━━━ DATA FOR ANALYSIS

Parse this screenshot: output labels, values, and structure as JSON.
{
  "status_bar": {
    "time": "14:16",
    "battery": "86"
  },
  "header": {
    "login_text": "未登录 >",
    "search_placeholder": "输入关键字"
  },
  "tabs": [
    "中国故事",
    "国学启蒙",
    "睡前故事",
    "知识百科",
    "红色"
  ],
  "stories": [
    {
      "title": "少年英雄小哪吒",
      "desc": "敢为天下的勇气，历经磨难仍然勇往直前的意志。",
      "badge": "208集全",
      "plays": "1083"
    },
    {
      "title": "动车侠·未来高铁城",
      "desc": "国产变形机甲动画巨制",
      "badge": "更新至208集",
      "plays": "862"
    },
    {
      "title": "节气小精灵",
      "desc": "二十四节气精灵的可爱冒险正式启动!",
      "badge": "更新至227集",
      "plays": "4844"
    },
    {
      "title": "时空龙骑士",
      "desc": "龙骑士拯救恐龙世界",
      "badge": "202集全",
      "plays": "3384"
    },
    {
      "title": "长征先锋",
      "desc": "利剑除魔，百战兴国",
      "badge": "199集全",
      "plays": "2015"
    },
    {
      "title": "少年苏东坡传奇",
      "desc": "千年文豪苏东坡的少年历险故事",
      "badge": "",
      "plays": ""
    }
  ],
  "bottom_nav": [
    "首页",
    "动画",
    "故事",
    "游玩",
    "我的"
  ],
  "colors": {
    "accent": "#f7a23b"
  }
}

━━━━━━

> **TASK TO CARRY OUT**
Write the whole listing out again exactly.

> **EXERCISE OUTPUT**
Parse this screenshot: output labels, values, and structure as JSON.
{
  "status_bar": {
    "time": "14:16",
    "battery": "86"
  },
  "header": {
    "login_text": "未登录 >",
    "search_placeholder": "输入关键字"
  },
  "tabs": [
    "中国故事",
    "国学启蒙",
    "睡前故事",
    "知识百科",
    "红色"
  ],
  "stories": [
    {
      "title": "少年英雄小哪吒",
      "desc": "敢为天下的勇气，历经磨难仍然勇往直前的意志。",
      "badge": "208集全",
      "plays": "1083"
    },
    {
      "title": "动车侠·未来高铁城",
      "desc": "国产变形机甲动画巨制",
      "badge": "更新至208集",
      "plays": "862"
    },
    {
      "title": "节气小精灵",
      "desc": "二十四节气精灵的可爱冒险正式启动!",
      "badge": "更新至227集",
      "plays": "4844"
    },
    {
      "title": "时空龙骑士",
      "desc": "龙骑士拯救恐龙世界",
      "badge": "202集全",
      "plays": "3384"
    },
    {
      "title": "长征先锋",
      "desc": "利剑除魔，百战兴国",
      "badge": "199集全",
      "plays": "2015"
    },
    {
      "title": "少年苏东坡传奇",
      "desc": "千年文豪苏东坡的少年历险故事",
      "badge": "",
      "plays": ""
    }
  ],
  "bottom_nav": [
    "首页",
    "动画",
    "故事",
    "游玩",
    "我的"
  ],
  "colors": {
    "accent": "#f7a23b"
  }
}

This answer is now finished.